middle class. When the Brown v. Board of Edu
cation decision ended legally mandated school
segregation, many black educators lost their jobs,
even when they were more qualified than their
white counterparts. Blacks now make up less
than 8 percent of public school teachers, although
about 17 percent of students are black. Black
middle class women, and other educated minor
ity youth, nowadays seek more lucrative careers.
At the postsecondary level, teaching remains
a white male dominated profession. Women and
persons of color have made only modest inroads
into professor positions in recent decades in the
US and in most other countries. Before the
mid 1900s, white women in the US comprised
only a small fraction of college faculty, concen
trated primarily at womens colleges or in fem
inized disciplines such as home economics,
education, or social work in coeducational insti
tutions. Womens enrollments in PhD programs
expanded dramatically in the late 1970s, and
affirmative action policies adopted by colleges
aided their entry into college teaching. By 2004,
women were about one third of postsecondary
faculty in the US, up from about 23 percent in
1974. In research intensive universities, women
are only about 14 percent of full professors, but
nearly 60 percent of lecturers and instructors
(AAUP 2004). Women, however, are better
represented across ranks at Historical Black
Colleges and Universities (HBCUs) than in col
leges generally (NCES 2004).

PAY GAPS

The heavily feminized occupation of preschool
teaching is poorly paid, averaging lower hourly
wages than bus drivers, secretaries, and practi
cal nurses (Whitebook & Sakai 2004). K 12
teachers also earn relatively low wages, with
women averaging only 90 percent of mens
wages in 2000. In countries such as Japan and
Turkey, where men are more numerous in the
teaching ranks, teachers salaries compare more
favorably to the countrys cost of living index
than is the case in the US.
Several explanations have been offered about
the gender gap in teachers pay. One is the gen
der segregated composition of teaching staffs,

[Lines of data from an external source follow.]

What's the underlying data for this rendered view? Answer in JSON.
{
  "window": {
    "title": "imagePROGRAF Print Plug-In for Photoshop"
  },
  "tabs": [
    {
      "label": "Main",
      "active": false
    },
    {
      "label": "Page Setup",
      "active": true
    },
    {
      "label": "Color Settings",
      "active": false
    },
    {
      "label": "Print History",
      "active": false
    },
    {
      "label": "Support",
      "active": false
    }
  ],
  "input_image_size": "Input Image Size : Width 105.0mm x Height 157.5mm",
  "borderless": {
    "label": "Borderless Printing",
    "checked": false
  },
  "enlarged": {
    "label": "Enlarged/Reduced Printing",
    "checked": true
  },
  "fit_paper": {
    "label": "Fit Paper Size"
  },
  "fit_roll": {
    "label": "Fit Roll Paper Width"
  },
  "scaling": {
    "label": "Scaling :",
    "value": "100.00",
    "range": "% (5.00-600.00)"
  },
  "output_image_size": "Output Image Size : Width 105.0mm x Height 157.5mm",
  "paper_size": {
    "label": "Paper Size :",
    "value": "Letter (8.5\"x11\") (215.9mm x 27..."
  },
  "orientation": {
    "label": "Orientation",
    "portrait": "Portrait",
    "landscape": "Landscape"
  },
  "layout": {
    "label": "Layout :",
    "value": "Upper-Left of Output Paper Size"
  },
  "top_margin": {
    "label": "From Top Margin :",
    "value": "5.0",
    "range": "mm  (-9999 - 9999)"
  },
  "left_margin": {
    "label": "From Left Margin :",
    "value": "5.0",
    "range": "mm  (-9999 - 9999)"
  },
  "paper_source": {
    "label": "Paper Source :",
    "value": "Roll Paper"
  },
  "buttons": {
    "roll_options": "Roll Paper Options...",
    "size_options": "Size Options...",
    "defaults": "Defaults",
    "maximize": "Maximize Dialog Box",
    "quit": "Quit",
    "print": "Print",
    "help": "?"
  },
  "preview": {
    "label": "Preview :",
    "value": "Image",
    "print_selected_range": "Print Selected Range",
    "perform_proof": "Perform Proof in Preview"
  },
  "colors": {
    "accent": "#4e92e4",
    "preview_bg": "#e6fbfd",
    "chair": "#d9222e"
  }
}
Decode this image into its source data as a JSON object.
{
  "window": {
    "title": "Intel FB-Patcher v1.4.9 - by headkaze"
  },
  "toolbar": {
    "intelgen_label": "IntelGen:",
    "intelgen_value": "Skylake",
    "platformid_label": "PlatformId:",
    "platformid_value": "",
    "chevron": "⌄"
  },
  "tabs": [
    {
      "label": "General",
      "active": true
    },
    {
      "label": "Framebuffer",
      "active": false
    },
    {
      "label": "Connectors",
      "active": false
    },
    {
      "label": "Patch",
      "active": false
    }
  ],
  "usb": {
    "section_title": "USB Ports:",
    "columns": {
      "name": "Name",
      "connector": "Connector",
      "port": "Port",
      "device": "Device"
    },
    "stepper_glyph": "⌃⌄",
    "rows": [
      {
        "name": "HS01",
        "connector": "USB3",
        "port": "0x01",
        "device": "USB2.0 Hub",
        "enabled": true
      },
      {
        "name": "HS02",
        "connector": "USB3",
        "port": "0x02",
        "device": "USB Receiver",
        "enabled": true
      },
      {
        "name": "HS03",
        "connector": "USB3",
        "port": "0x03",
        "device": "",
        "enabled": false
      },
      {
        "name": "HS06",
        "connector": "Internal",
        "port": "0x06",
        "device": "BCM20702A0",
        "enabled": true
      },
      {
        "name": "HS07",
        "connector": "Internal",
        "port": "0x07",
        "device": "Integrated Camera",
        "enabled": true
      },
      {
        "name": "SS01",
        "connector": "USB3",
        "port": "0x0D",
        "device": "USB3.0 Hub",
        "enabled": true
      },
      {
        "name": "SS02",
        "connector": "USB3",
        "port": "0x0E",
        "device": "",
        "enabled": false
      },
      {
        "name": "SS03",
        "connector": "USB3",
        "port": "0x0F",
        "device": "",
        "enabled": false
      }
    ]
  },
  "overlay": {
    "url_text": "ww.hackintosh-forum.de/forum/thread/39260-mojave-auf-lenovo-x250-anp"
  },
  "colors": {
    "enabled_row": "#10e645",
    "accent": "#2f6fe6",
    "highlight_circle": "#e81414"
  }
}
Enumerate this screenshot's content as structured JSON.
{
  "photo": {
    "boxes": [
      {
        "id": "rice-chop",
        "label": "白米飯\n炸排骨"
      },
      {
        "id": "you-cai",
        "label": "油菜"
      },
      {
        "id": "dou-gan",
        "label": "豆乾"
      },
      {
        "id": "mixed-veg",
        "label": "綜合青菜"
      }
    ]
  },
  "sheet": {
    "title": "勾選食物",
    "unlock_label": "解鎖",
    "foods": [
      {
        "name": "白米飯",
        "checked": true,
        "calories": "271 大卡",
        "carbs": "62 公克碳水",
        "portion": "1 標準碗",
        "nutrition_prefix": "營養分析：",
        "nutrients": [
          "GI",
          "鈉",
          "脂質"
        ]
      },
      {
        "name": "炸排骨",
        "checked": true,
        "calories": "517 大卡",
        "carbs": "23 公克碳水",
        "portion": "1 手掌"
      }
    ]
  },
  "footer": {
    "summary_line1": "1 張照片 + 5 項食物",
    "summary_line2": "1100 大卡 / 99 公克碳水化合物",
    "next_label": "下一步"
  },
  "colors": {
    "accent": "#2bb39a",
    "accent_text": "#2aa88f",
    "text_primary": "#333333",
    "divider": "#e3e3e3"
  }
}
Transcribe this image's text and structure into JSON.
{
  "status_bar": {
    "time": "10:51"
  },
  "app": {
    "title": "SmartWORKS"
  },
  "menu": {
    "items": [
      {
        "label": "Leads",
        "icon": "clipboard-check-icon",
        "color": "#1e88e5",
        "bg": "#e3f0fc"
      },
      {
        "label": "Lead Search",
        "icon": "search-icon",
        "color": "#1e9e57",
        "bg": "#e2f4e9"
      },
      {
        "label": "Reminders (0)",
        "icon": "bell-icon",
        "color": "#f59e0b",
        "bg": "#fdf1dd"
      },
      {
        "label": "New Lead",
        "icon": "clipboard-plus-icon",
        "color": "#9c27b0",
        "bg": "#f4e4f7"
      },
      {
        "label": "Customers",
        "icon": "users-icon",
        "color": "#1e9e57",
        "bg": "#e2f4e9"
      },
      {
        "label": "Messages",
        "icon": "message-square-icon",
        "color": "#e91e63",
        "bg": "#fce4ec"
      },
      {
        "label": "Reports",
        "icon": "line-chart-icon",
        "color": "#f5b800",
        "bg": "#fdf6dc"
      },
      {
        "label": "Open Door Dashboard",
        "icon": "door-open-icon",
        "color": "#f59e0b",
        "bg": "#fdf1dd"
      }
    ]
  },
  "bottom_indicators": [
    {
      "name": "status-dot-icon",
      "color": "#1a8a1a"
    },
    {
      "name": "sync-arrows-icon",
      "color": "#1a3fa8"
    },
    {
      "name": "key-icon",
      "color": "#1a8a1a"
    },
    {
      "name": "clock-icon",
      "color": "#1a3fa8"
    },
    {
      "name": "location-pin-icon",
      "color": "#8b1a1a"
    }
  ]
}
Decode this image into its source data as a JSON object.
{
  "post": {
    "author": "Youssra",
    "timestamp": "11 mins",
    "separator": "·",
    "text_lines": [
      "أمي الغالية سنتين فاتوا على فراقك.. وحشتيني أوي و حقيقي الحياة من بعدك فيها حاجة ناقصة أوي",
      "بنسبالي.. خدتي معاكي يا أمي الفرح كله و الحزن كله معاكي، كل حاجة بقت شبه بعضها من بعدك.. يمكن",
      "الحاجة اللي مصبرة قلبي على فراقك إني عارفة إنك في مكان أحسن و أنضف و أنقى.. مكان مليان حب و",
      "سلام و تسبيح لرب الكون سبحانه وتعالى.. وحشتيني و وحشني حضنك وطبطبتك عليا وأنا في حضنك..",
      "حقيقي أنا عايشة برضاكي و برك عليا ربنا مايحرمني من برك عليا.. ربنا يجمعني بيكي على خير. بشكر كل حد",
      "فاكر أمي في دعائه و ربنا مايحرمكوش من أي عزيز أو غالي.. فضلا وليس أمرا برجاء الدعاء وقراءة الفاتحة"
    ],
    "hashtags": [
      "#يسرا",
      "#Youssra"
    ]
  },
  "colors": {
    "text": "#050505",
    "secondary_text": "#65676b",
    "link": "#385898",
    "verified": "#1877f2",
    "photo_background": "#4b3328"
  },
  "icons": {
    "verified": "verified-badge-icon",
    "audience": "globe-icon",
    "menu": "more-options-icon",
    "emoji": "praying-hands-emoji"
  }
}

with women more dominant in elementary
grades where pay is low and men more numerous
in secondary grades and administrative posts
where wages are higher. Men are about three
times more numerous among high school as
among elementary teachers.